Advertisement

Echinacea is herb of the year

April 08, 2002|BY Dorry Baird Norris

Echinacea is herb of the year

Sometimes the most satisfying gardening pleasures sneak up on you while you're performing the peskiest of chores.

One year, struggling to dig out Bermuda grass advancing toward the base of a sturdy, gloriously blooming Echinacea, I was joined by a butterfly. She settled down and began, contentedly, sipping nectar from the spiny cone rising from the center of the daisy-like magenta petals. It is from this orange-tipped seed head that the plant derives its name - echinos is Greek for hedgehog or sea urchin. The butterfly's tiny dark proboscis darted into the heart of the cone and then she moved on to the next.

Time passed - Bermuda grass unpulled - as I remained cross-legged and motionless on the pathway, fascinated by this magical process.

As the butterfly loves it for food and the gardener delights in it as a sturdy ornamental, the herbalist swears by echinacea for its healing attributes. It is all three of these qualities that have earned Echinacea purpurea its place as the International Herb Association 2002 Herb of the Year. This is the first time since the Herb of the Year was introduced in 1995 that a plant known primarily for its medicinal qualities has been selected for this honor.

Advertisement

Known more commonly as coneflower, echinacea is native to North America and thrives in zones 3 through 9. Large blossoms, magenta to pink, stand proudly atop 30-inch, bristly stems. The lance-like leaves are equally rough.

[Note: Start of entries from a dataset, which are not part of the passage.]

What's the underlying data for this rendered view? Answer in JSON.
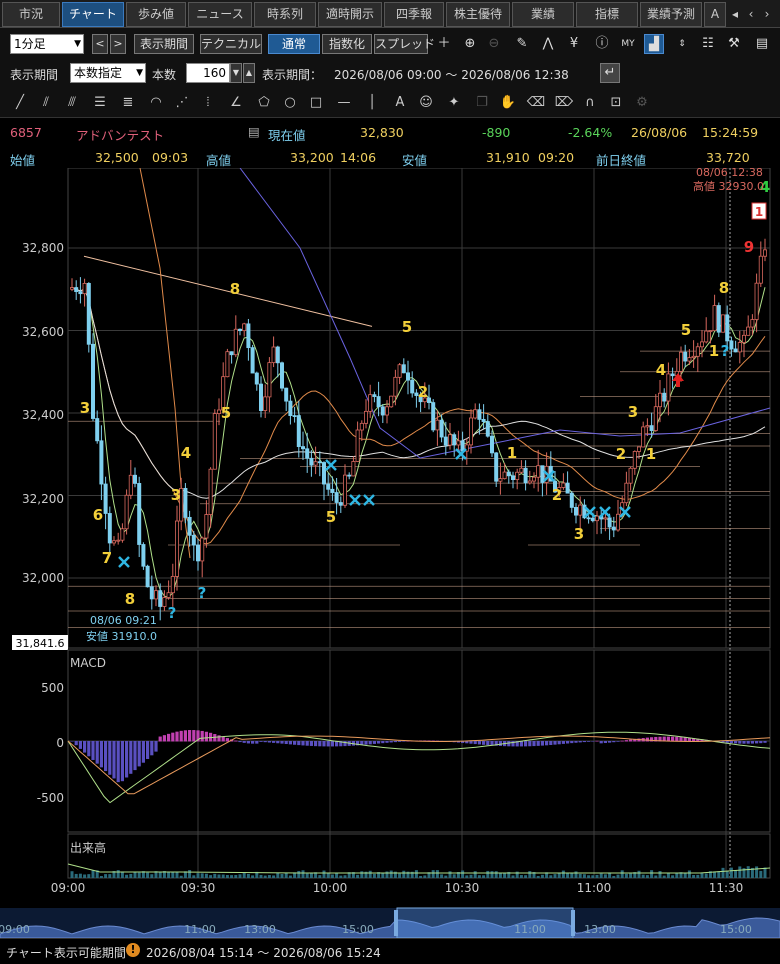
{
  "tabs": [
    "市況",
    "チャート",
    "歩み値",
    "ニュース",
    "時系列",
    "適時開示",
    "四季報",
    "株主優待",
    "業績",
    "指標",
    "業績予測",
    "A"
  ],
  "tab_nav": {
    "left": "‹",
    "right": "›",
    "menu": "◂"
  },
  "toolbar": {
    "period_select": "1分足",
    "display_period": "表示期間",
    "technical": "テクニカル",
    "normal": "通常",
    "index": "指数化",
    "spread": "スプレッド",
    "nav_prev": "<",
    "nav_next": ">"
  },
  "range_bar": {
    "label": "表示期間",
    "mode_select": "本数指定",
    "count_label": "本数",
    "count_value": "160",
    "period_label": "表示期間：",
    "period_value": "2026/08/06 09:00 〜 2026/08/06 12:38"
  },
  "stock": {
    "code": "6857",
    "name": "アドバンテスト",
    "current_label": "現在値",
    "current": "32,830",
    "change": "-890",
    "change_pct": "-2.64%",
    "date": "26/08/06",
    "time": "15:24:59",
    "open_label": "始値",
    "open": "32,500",
    "open_time": "09:03",
    "high_label": "高値",
    "high": "33,200",
    "high_time": "14:06",
    "low_label": "安値",
    "low": "31,910",
    "low_time": "09:20",
    "prev_label": "前日終値",
    "prev": "33,720"
  },
  "colors": {
    "up": "#d8685e",
    "down": "#7fd0ef",
    "tag": "#f2cf3a",
    "cross": "#2fb6e2",
    "macd": "#c040b0",
    "signal": "#e89a5c",
    "ma5": "#b0e08a",
    "ma25": "#e08a4a",
    "ma75": "#e0e0e0",
    "vwap": "#6a63e0"
  },
  "chart": {
    "y_ticks": [
      "32,800",
      "32,600",
      "32,400",
      "32,200",
      "32,000"
    ],
    "current_price_box": "31,841.6",
    "low_annot_line1": "08/06 09:21",
    "low_annot_line2": "安値 31910.0",
    "high_annot_line1": "08/06 12:38",
    "high_annot_line2": "高値 32930.0",
    "macd_label": "MACD",
    "macd_ticks": [
      "500",
      "0",
      "-500"
    ],
    "volume_label": "出来高",
    "x_ticks": [
      "09:00",
      "09:30",
      "10:00",
      "10:30",
      "11:00",
      "11:30"
    ],
    "nav_ticks": [
      "09:00",
      "11:00",
      "13:00",
      "15:00",
      "11:00",
      "13:00",
      "15:00"
    ]
  },
  "marks": [
    {
      "t": "3",
      "x": 85,
      "y": 245,
      "c": "#f2cf3a"
    },
    {
      "t": "6",
      "x": 98,
      "y": 352,
      "c": "#f2cf3a"
    },
    {
      "t": "7",
      "x": 107,
      "y": 395,
      "c": "#f2cf3a"
    },
    {
      "t": "8",
      "x": 130,
      "y": 436,
      "c": "#f2cf3a"
    },
    {
      "t": "?",
      "x": 172,
      "y": 450,
      "c": "#2fb6e2"
    },
    {
      "t": "?",
      "x": 202,
      "y": 430,
      "c": "#2fb6e2"
    },
    {
      "t": "3",
      "x": 176,
      "y": 332,
      "c": "#f2cf3a"
    },
    {
      "t": "4",
      "x": 186,
      "y": 290,
      "c": "#f2cf3a"
    },
    {
      "t": "5",
      "x": 226,
      "y": 250,
      "c": "#f2cf3a"
    },
    {
      "t": "8",
      "x": 235,
      "y": 126,
      "c": "#f2cf3a"
    },
    {
      "t": "5",
      "x": 331,
      "y": 354,
      "c": "#f2cf3a"
    },
    {
      "t": "5",
      "x": 407,
      "y": 164,
      "c": "#f2cf3a"
    },
    {
      "t": "2",
      "x": 423,
      "y": 229,
      "c": "#f2cf3a"
    },
    {
      "t": "1",
      "x": 512,
      "y": 290,
      "c": "#f2cf3a"
    },
    {
      "t": "2",
      "x": 557,
      "y": 332,
      "c": "#f2cf3a"
    },
    {
      "t": "3",
      "x": 579,
      "y": 371,
      "c": "#f2cf3a"
    },
    {
      "t": "2",
      "x": 621,
      "y": 291,
      "c": "#f2cf3a"
    },
    {
      "t": "1",
      "x": 651,
      "y": 291,
      "c": "#f2cf3a"
    },
    {
      "t": "3",
      "x": 633,
      "y": 249,
      "c": "#f2cf3a"
    },
    {
      "t": "4",
      "x": 661,
      "y": 207,
      "c": "#f2cf3a"
    },
    {
      "t": "5",
      "x": 686,
      "y": 167,
      "c": "#f2cf3a"
    },
    {
      "t": "8",
      "x": 724,
      "y": 125,
      "c": "#f2cf3a"
    },
    {
      "t": "1",
      "x": 714,
      "y": 188,
      "c": "#f2cf3a"
    },
    {
      "t": "?",
      "x": 725,
      "y": 188,
      "c": "#2fb6e2"
    },
    {
      "t": "9",
      "x": 749,
      "y": 84,
      "c": "#ee3333"
    },
    {
      "t": "4",
      "x": 765,
      "y": 24,
      "c": "#2ecc40"
    }
  ],
  "crosses": [
    [
      124,
      394
    ],
    [
      331,
      297
    ],
    [
      355,
      332
    ],
    [
      369,
      332
    ],
    [
      461,
      286
    ],
    [
      549,
      308
    ],
    [
      590,
      344
    ],
    [
      605,
      344
    ],
    [
      625,
      344
    ]
  ],
  "footer": {
    "label": "チャート表示可能期間",
    "warn": "!",
    "value": "2026/08/04 15:14 〜 2026/08/06 15:24"
  }
}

Native Americans used various parts of the plant to treat everything from arthritis to venomous bites, not to mention mumps, measles, sore throats, toothache and venereal disease. The American medical profession was introduced to echinacea in the 1880s. It was listed in the U.S. National Formularly from 1916-1950. In Germany, Echinacea is one of the most widely used herbal products as a stimulant for the immune, lymphatic and circulatory systems.

Of the nine native North American species of the genus Echinacea the three best known are Echinacea purpurea, Echinacea angustifolia and Echinacea pallida.

Echinacea purpurea is the easiest to grow and to propagate. When grown in full sun, it rewards the gardener with almost continuous blooms and armloads of long-lasting cut flowers. In our garden, its only enemies seem to be the rabbits. From the way they chomp it down to the ground our Sage Cottage bunnies have the healthiest immune systems of any in Washington County or perhaps the whole state of Maryland! Cultivars of E. purpurea commonly available include "Rubenstein," "Bright Star'" and the recent Perennial Plant Association's perennial plant of the year - "Magnus." There is also a white variety - Echinacea purpurea "White Swan."

Smaller in stature, Echinacea angustifolia has narrower leaves and the flowers are smaller and paler in color. This plant is more difficult to propagate from seed. It is the species most commonly listed first in medical references.

Echinacea pallida, with its long slender leaves and drooping petals (one seed catalog describes them as "spidery"), is the least cheerful-looking of this trio and to my mind the least interesting as an ornamental.

Coneflowers are fail-safe landscape plants. All types are drought resistant and will survive even in poor, rocky soil. The plants bloom steadily from July to October. In our garden, as soon as a flower fades we cut the stem to the ground and are usually rewarded with a whole new crop of blooms. Echinacea does not appreciate being crowded by weeds so resolve to be a diligent weeder or else mulch generously. The cone is attractive dried. It makes a strong statement in winter arrangements paired with common dock and the shiny black seed clusters of the blackberry lily (Belamcanda chinensis).

In the kitchen, coneflower is a bust in the flavor department although the flower petals may add a bright touch to salads and some desserts. They would not provider any therapeutic benefit or flavor.

This year, plant lots of coneflowers so you too can spend a magic moment with the butterflies.

The Herald-Mail Articles
|
|
|